◆ Work item
Your task is to copy each line of the material that holds the word "Coordinate".

::::::::

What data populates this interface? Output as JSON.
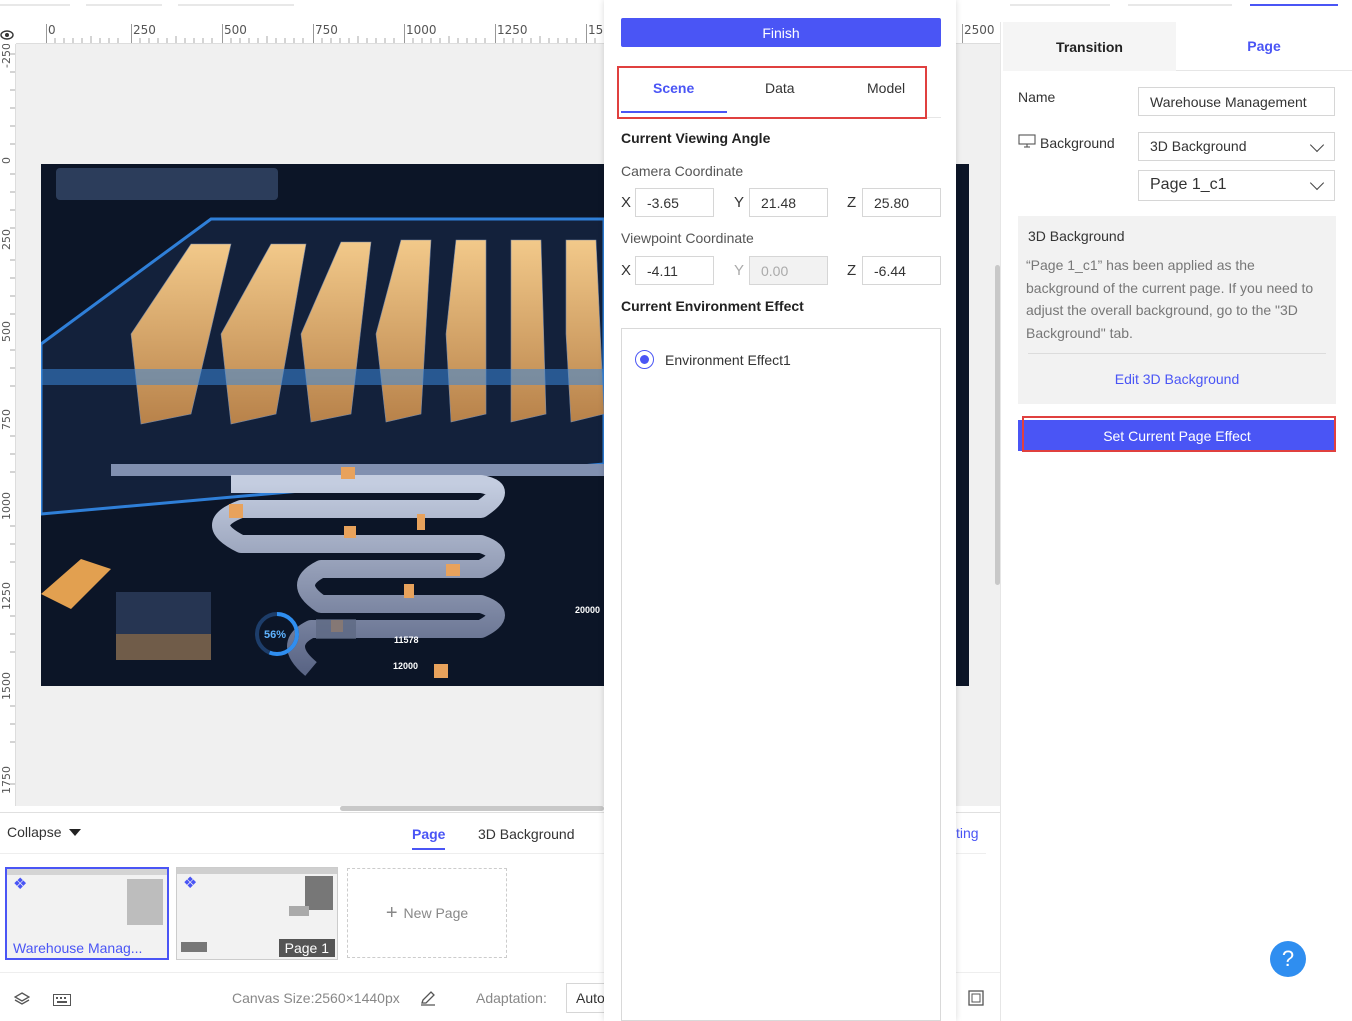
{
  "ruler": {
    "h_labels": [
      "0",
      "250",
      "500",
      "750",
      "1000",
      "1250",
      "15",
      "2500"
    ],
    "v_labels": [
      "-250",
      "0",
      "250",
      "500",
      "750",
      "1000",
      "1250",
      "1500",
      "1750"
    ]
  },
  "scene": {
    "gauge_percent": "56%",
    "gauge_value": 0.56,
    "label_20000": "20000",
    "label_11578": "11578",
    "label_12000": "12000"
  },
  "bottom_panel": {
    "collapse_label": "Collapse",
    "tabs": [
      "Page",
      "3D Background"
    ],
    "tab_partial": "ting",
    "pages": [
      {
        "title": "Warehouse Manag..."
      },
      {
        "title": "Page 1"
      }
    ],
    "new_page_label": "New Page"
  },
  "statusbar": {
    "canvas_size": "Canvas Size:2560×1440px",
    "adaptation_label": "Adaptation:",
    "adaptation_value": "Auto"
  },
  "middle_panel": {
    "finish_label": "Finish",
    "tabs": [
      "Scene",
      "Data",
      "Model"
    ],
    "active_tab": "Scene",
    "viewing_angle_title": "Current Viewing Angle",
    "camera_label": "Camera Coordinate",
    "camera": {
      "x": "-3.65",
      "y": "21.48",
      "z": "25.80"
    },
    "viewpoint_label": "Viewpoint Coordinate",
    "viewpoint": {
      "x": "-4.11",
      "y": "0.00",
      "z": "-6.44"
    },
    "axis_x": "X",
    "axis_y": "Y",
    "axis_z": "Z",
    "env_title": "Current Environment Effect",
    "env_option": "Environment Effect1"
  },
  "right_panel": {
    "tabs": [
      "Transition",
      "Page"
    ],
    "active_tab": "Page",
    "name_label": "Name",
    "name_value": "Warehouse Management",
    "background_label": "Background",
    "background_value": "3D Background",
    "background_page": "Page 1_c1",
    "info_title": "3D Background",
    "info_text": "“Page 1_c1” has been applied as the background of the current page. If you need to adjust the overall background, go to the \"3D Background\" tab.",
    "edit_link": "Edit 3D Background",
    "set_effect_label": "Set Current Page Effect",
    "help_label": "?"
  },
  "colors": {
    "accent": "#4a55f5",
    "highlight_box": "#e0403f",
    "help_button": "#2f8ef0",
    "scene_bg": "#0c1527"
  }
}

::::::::

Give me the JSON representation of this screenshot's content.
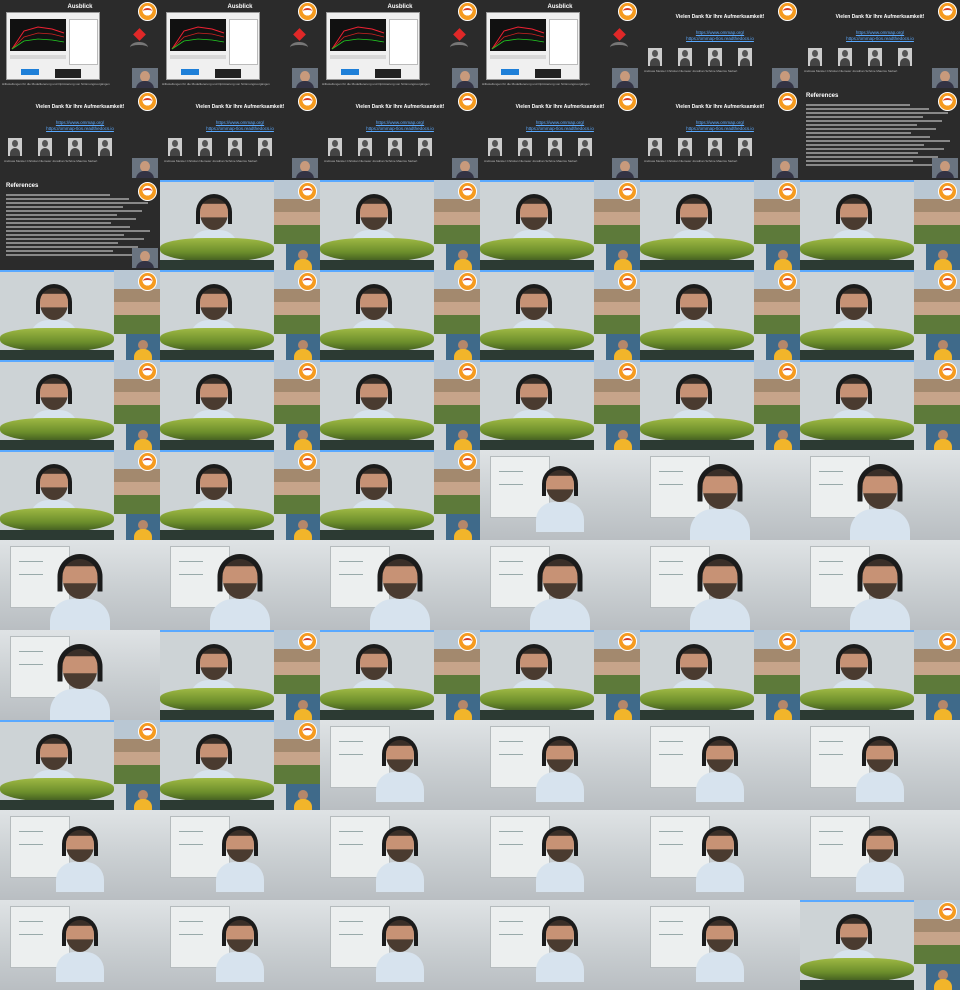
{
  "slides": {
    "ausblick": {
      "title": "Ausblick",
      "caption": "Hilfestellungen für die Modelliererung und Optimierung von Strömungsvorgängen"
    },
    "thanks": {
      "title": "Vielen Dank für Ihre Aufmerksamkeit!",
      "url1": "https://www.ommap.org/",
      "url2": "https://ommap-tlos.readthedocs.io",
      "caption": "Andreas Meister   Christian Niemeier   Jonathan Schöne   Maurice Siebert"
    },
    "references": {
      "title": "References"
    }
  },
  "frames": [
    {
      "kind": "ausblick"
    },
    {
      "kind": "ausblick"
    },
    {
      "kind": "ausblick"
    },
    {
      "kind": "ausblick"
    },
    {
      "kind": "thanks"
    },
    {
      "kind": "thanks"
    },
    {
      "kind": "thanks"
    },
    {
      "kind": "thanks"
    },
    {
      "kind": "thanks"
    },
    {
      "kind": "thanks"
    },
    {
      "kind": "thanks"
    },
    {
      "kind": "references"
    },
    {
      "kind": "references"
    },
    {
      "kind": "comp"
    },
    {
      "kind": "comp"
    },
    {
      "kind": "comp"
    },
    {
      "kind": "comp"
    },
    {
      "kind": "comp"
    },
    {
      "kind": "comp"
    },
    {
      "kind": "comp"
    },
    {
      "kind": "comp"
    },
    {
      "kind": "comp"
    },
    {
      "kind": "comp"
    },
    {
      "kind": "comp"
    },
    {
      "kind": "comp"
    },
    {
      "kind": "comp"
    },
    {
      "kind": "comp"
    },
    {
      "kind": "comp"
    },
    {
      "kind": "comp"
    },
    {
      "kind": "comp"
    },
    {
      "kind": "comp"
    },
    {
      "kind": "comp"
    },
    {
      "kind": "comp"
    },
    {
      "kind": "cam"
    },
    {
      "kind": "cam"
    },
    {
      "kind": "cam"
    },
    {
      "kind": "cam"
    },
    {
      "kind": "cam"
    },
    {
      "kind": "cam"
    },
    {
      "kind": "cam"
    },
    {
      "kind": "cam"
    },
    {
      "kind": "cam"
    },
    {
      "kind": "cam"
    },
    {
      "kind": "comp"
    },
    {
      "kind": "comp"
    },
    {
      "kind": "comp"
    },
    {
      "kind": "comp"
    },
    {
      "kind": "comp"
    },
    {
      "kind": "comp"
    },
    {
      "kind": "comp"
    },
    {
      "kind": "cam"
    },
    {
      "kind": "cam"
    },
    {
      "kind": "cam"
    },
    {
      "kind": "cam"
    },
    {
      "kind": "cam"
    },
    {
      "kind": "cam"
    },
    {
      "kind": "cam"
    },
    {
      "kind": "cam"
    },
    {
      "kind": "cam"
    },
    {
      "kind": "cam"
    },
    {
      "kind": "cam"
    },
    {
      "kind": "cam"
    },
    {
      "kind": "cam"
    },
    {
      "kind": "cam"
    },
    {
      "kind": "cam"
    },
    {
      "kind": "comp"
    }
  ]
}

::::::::

◆ Task result
    "camera_label": "Camera Coordinate",
    "viewpoint_label": "Viewpoint Coordinate",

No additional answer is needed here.